** Activity **
The answer must be every line of the records below that contains the word "true".

** Supplied data **
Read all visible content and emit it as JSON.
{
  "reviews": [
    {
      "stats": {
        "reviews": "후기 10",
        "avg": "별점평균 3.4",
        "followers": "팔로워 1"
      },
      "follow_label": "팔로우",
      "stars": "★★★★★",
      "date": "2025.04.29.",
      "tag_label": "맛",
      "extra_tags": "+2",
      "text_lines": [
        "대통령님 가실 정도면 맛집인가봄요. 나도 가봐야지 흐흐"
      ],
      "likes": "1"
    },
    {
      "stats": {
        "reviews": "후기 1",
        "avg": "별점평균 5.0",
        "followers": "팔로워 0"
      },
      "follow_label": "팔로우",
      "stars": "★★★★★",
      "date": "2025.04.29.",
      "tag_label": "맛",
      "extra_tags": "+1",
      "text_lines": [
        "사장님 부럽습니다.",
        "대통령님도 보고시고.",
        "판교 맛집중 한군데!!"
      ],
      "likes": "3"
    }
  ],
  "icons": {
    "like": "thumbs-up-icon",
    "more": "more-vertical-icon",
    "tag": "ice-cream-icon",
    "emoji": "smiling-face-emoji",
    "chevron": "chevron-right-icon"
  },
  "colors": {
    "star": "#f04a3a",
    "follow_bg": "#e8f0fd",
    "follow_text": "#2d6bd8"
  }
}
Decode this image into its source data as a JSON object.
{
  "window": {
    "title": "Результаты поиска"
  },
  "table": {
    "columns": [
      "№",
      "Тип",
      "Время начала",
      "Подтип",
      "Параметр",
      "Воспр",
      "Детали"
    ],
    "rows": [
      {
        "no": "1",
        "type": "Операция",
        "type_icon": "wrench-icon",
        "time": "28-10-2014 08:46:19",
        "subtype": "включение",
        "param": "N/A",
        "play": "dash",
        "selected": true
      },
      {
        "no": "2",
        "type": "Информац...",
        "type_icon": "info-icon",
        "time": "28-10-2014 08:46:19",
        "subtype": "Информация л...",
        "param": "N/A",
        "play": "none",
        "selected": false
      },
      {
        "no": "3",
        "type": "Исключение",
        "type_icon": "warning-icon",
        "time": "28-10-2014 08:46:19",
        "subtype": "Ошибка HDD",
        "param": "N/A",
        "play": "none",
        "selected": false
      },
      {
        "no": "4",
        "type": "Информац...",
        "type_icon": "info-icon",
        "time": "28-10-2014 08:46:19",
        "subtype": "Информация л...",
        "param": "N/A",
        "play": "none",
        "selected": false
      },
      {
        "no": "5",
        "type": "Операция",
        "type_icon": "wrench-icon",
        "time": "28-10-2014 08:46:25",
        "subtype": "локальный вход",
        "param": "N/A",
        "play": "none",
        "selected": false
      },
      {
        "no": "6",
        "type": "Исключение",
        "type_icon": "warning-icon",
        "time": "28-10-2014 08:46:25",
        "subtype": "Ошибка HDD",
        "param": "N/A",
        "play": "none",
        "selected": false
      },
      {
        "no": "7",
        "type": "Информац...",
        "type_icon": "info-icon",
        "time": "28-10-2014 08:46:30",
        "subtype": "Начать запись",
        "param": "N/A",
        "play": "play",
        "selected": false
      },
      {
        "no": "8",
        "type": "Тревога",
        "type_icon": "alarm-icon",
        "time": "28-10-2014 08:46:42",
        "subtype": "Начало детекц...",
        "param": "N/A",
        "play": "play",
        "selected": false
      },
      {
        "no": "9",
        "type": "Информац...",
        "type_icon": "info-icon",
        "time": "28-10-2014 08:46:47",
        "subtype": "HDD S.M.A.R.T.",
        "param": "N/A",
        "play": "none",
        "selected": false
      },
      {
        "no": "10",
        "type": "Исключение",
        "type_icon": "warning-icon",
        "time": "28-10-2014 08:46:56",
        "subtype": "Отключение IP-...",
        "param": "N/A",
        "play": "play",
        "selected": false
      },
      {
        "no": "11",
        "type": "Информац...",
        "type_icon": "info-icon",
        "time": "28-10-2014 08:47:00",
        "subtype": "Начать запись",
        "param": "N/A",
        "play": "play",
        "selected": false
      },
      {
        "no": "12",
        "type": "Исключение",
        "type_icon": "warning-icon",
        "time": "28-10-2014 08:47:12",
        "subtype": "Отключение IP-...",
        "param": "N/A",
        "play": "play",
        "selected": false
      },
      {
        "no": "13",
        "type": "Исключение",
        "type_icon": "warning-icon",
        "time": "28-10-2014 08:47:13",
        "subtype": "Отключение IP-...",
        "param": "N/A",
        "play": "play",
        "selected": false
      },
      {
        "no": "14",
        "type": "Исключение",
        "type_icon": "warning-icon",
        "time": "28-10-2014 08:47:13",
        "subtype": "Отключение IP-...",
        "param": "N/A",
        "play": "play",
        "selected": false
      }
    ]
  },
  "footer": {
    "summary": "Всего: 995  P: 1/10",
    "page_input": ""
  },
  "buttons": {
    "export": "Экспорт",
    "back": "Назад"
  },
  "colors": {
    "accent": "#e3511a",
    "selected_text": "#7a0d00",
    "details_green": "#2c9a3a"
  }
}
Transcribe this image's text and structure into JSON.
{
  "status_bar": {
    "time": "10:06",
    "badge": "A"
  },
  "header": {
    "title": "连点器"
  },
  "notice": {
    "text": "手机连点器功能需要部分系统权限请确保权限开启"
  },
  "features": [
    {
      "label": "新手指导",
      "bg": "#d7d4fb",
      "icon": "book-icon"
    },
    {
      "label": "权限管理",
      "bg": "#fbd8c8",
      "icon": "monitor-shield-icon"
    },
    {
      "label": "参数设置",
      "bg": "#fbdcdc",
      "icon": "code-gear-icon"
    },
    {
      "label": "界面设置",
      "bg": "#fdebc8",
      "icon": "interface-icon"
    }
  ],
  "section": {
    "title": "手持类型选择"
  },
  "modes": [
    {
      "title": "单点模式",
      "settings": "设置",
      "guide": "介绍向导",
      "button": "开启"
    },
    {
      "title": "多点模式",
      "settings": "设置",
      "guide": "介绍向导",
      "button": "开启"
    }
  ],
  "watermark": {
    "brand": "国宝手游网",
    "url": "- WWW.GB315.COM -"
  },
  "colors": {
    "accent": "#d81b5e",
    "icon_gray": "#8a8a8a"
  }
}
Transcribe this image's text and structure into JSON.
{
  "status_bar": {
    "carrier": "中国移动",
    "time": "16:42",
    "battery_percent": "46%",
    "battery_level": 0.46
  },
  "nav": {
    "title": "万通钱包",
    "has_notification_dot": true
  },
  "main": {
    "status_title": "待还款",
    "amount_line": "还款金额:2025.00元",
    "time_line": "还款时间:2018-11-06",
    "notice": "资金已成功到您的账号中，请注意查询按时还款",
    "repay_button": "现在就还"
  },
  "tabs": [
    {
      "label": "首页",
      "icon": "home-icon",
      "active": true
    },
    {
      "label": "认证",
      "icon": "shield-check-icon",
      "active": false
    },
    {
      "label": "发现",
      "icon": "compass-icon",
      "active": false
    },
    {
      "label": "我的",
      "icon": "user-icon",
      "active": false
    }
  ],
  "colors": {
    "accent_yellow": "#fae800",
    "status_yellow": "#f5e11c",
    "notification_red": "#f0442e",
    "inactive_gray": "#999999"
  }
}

** Exercise solution **
        "selected": true
    "has_notification_dot": true
      "active": true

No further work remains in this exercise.